reach 50% injury and reduce biomass 50% from the nontreated, respectively.
The R biotype was also resistant to trifloxysulfuron but was injured
equivalent to the S biotype from dicamba, glyphosate, and triclopyr. Gene
sequencing of the R biotype revealed a Trp574 to Leu substitution
that has conferred resistance to acetolactate synthase (ALS) inhibitors in
previous research. This is the first report of ALS resistance in spotted
spurge. More importantly, this is the first report of a herbicide-resistant
broadleaf weed from a turfgrass system in the United States.

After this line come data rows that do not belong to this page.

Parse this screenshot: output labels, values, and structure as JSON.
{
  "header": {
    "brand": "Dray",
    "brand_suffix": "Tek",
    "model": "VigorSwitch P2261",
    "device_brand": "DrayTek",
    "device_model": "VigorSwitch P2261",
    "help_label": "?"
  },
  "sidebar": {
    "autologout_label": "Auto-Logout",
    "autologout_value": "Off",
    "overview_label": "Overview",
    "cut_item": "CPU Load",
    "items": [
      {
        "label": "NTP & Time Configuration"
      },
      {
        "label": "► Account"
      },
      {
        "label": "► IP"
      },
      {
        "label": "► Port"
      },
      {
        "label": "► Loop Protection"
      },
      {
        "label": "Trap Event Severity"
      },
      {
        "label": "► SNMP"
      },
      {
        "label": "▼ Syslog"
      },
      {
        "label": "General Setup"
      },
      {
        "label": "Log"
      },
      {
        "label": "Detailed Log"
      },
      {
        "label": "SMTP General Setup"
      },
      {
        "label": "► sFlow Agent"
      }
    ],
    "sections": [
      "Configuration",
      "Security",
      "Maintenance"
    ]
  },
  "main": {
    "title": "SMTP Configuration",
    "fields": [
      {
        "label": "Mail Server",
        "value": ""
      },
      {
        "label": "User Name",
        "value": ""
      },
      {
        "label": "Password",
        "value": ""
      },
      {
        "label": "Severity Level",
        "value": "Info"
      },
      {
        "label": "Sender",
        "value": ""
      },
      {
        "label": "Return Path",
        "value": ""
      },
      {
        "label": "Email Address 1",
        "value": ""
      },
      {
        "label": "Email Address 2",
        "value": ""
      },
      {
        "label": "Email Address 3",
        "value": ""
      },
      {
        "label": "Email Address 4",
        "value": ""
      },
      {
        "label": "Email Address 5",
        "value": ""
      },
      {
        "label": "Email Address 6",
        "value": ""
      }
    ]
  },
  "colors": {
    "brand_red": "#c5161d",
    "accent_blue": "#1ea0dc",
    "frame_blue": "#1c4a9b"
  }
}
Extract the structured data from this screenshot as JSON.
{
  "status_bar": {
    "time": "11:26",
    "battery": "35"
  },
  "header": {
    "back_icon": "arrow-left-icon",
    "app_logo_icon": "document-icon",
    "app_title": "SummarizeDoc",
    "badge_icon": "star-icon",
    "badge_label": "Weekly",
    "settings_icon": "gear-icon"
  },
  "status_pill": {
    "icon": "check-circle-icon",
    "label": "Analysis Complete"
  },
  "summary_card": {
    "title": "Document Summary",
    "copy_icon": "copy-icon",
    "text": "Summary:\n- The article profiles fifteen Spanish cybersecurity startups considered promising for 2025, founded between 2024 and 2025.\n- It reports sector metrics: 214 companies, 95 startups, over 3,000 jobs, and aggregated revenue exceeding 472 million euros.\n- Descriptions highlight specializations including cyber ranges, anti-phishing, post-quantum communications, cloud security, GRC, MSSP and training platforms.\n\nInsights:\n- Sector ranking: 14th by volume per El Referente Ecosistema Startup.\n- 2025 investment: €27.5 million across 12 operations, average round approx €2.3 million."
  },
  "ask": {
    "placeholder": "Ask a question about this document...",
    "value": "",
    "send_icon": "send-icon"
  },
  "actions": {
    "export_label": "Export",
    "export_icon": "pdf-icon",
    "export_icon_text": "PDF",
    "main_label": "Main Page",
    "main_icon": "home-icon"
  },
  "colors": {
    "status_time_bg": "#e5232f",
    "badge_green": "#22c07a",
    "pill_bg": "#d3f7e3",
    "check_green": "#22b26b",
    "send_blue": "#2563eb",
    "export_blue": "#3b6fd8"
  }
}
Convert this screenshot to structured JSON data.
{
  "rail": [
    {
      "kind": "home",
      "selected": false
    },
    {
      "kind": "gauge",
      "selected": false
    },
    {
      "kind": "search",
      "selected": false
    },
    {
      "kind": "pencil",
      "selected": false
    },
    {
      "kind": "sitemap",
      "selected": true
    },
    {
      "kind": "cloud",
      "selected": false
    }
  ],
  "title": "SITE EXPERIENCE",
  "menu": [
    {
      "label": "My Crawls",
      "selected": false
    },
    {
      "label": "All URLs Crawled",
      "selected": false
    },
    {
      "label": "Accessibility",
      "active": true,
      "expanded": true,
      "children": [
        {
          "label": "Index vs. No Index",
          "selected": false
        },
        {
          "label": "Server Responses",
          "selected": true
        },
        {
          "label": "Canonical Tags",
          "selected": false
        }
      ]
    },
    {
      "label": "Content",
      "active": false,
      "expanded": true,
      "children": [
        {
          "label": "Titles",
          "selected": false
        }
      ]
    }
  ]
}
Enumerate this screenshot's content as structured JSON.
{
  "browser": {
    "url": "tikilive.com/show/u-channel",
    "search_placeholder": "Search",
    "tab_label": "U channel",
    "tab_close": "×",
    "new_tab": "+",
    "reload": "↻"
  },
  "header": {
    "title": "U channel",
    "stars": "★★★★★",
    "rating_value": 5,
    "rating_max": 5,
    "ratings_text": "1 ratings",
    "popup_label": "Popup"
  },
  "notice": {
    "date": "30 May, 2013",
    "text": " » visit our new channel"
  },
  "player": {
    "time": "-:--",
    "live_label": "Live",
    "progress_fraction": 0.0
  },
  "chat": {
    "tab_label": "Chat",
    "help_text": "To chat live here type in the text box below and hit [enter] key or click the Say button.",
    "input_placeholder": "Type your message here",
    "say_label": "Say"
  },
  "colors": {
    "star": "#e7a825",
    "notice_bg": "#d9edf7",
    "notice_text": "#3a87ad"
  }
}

Turfgrass managers can reduce foliar bleaching of smooth crabgrass from mesotrione by tank-mixing triclopyr ester with applications. These tank mixtures also have potential to enhance smooth crabgrass control compared to mesotrione alone. The objectives of this research were to evaluate the influence of triclopyr on the efficacy, absorption, and translocation of mesotrione in multitiller smooth crabgrass. In field experiments, tank-mixing triclopyr at 560 or 1,120 g ae ha−1 with mesotrione at 140 g ai ha−1 applied sequentially or at 280 g ha−1 applied singly provided excellent control (> 90%) of multitiller smooth crabgrass in tall fescue. These treatments were more effective than mesotrione alone and fenoxaprop at 195 g ai ha−1 that averaged 66 and 81% control after 6 wk, respectively. Mesotrione alone at 280 g ha−1 bleached smooth crabgrass 53% at 2 wk after initial treatment (WAIT), and was 14% greater than the 140 g ha−1 treatment. Sequential treatments of the low mesotrione rate bleached smooth crabgrass 16 to 22% from 3 to 5 WAIT. Triclopyr tank mixtures reduced smooth crabgrass bleaching from mesotrione on all dates to < 5%. Tall fescue injury was not detected at any evaluation date. In laboratory experiments, smooth crabgrass reached peak foliar absorption of 14C-mesotrione at 24 and 168 h after treatment (HAT; 23% and 15%) when mesotrione was applied with triclopyr at 1,120 and 0 g ha−1, respectively. Triclopyr reduced translocation of radioactivity 12% at 72 and 168 HAT, compared to 14C-mesotrione alone. Enhanced foliar uptake of mesotrione from triclopyr tank mixtures might improve control of multitiller smooth crabgrass compared to mesotrione alone. Reduced foliar bleaching from triclopyr is associated with less translocation of mesotrione or derivatives in smooth crabgrass.
We have presented new observations of the ionized gas, molecular gas and cool dust in the Helix nebula (NGC 7293). The ionized gas is observed in the form of a Hα image, which is constructed using images from the Southern H-Alpha Sky Survey Atlas (SHASSA). The molecular emission was mapped using the H2v = 1 → 0 s(1) line at 2.122μm. The far-infrared (FIR) observations were obtained using ISOPHOT on the Infrared Space Observatory (ISO).
We are conducting a wide-angle Hα survey of the southern sky at CTIO using a robotic CCD camera. The survey consists of 283 fields covering the sky from δ = −90° to δ = +10°, with the same centers as those in the IRAS Sky Survey Atlas. As of July 1, 1998, it was about 45% complete. When all the images are obtained and fully processed, the survey will be made available to the scientific community on the web and on CD-ROM.